We previously discussed the differences between roles, personas and cognitive styles—all essential components of understanding webpage optimization. Now that you know who your visitors are, what their needs are and how they think, consider how you’re going to get each of their individual attention. You may think that your ideas represent the average consumer, but the fact is that not everyone has been programmed to like what you like, understand what you understand and process the way that you process. In this two part series, we’ll discuss how optimize your landing page for the masses.
1. Know When to Keep it Simple: Some direct response practitioners like an exciting – if not circus-like – atmosphere in a landing page. Perhaps for some consumer categories it works well. But in today’s “give-it-to-me quick-or-I’m-out-of-here” world, you need to keep your landing page focused and pretty simple. Let’s face it, staring into a light source and reading long tracts of information is stressful and hard work. Help the visitor to your landing page digest what you are offering quickly and easily. Use short paragraphs and bullet points.
2. Tell Them Where They Are: Think about it. When a reader clicks on a link within an email, they’re being redirected to a new source—namely, the web. Putting language at the top of the landing page telling them they’ve landed in the right spot takes away the first question that any visitor understandably has.
3. Don’t Take Over My Computer: As my 7th grade English teacher used to say, “K.I.S.S.—Keep It Simple, Stupid.” This couldn’t be more appropriate for the way that some web designer’s create their landing page. As consumers, we don’t need a gazillion bells and whistles going off in our faces to be interested in your product. In fact, we usually prefer it the other way. The average user is more likely to just close their web browser than wade through all of the fluff.
4. Offer Multiple Avenues for Interaction: Some people are prone to click on the first link they see on a webpage. Others will fish around a little bit more. Keep your links as user-friendly as possible, by placing them at the top, bottom and middle of your page. This way, visitors can get the information they seek as soon as they are ready. Track everything. Try to custom tag each link so you know which ones are the most used. This will come in handy for the next time. If you have a multi-stage process, like a survey, shopping cart, or registration form, see where you lose people and work on that.
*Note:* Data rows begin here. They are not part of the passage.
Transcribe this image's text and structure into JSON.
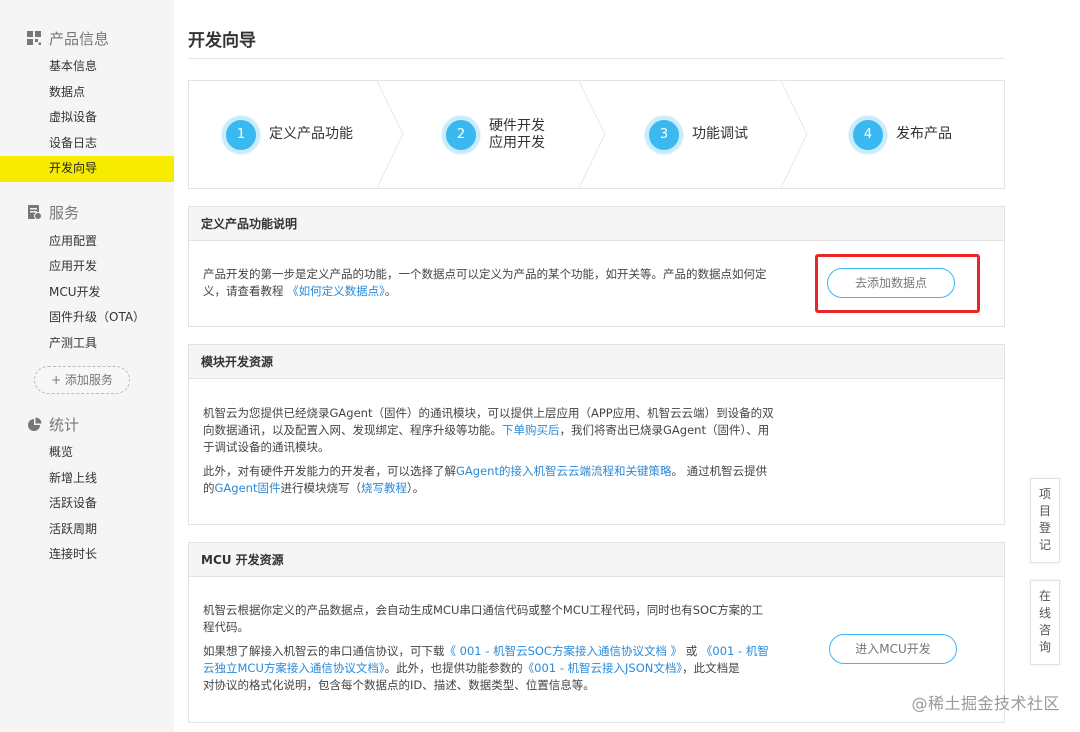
{
  "sidebar": {
    "groups": [
      {
        "title": "产品信息",
        "icon": "grid-icon",
        "items": [
          "基本信息",
          "数据点",
          "虚拟设备",
          "设备日志",
          "开发向导"
        ]
      },
      {
        "title": "服务",
        "icon": "document-icon",
        "items": [
          "应用配置",
          "应用开发",
          "MCU开发",
          "固件升级（OTA）",
          "产测工具"
        ]
      },
      {
        "title": "统计",
        "icon": "pie-chart-icon",
        "items": [
          "概览",
          "新增上线",
          "活跃设备",
          "活跃周期",
          "连接时长"
        ]
      }
    ],
    "active_item": "开发向导",
    "add_service": "+ 添加服务"
  },
  "page": {
    "title": "开发向导"
  },
  "steps": [
    {
      "num": "1",
      "label": "定义产品功能"
    },
    {
      "num": "2",
      "label_line1": "硬件开发",
      "label_line2": "应用开发"
    },
    {
      "num": "3",
      "label": "功能调试"
    },
    {
      "num": "4",
      "label": "发布产品"
    }
  ],
  "panel1": {
    "title": "定义产品功能说明",
    "text1": "产品开发的第一步是定义产品的功能，一个数据点可以定义为产品的某个功能，如开关等。产品的数据点如何定",
    "text2": "义，请查看教程",
    "link": "《如何定义数据点》",
    "text3": "。",
    "button": "去添加数据点"
  },
  "panel2": {
    "title": "模块开发资源",
    "p1_line1": "机智云为您提供已经烧录GAgent（固件）的通讯模块，可以提供上层应用（APP应用、机智云云端）到设备的双",
    "p1_line2a": "向数据通讯，以及配置入网、发现绑定、程序升级等功能。",
    "p1_link": "下单购买后",
    "p1_line2b": "，我们将寄出已烧录GAgent（固件）、用",
    "p1_line3": "于调试设备的通讯模块。",
    "p2_a": "此外，对有硬件开发能力的开发者，可以选择了解",
    "p2_link1": "GAgent的接入机智云云端流程和关键策略",
    "p2_b": "。 通过机智云提供",
    "p2_c": "的",
    "p2_link2": "GAgent固件",
    "p2_d": "进行模块烧写（",
    "p2_link3": "烧写教程",
    "p2_e": "）。"
  },
  "panel3": {
    "title": "MCU 开发资源",
    "p1_line1": "机智云根据你定义的产品数据点，会自动生成MCU串口通信代码或整个MCU工程代码，同时也有SOC方案的工",
    "p1_line2": "程代码。",
    "p2_a": "如果想了解接入机智云的串口通信协议，可下载",
    "p2_link1": "《 001 - 机智云SOC方案接入通信协议文档 》",
    "p2_b": " 或 ",
    "p2_link2a": "《001 - 机智",
    "p2_link2b": "云独立MCU方案接入通信协议文档》",
    "p2_c": "。此外，也提供功能参数的",
    "p2_link3": "《001 - 机智云接入JSON文档》",
    "p2_d": "，此文档是",
    "p2_e": "对协议的格式化说明，包含每个数据点的ID、描述、数据类型、位置信息等。",
    "button": "进入MCU开发"
  },
  "float_tabs": [
    {
      "chars": [
        "项",
        "目",
        "登",
        "记"
      ]
    },
    {
      "chars": [
        "在",
        "线",
        "咨",
        "询"
      ]
    }
  ],
  "watermark": "@稀土掘金技术社区",
  "colors": {
    "accent": "#3ab8f0",
    "active_bg": "#f7ec00",
    "highlight": "#e8262a",
    "link": "#2a8ad8"
  }
}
5. Experiment with Your Registration Forms: Research typically shows that you lose 30% of respondents with each registration field. Only take the necessary information for your business. If you can manage, consider only taking their email addresses. That way you can start as many new relationships as possible and worry about the other stuff later.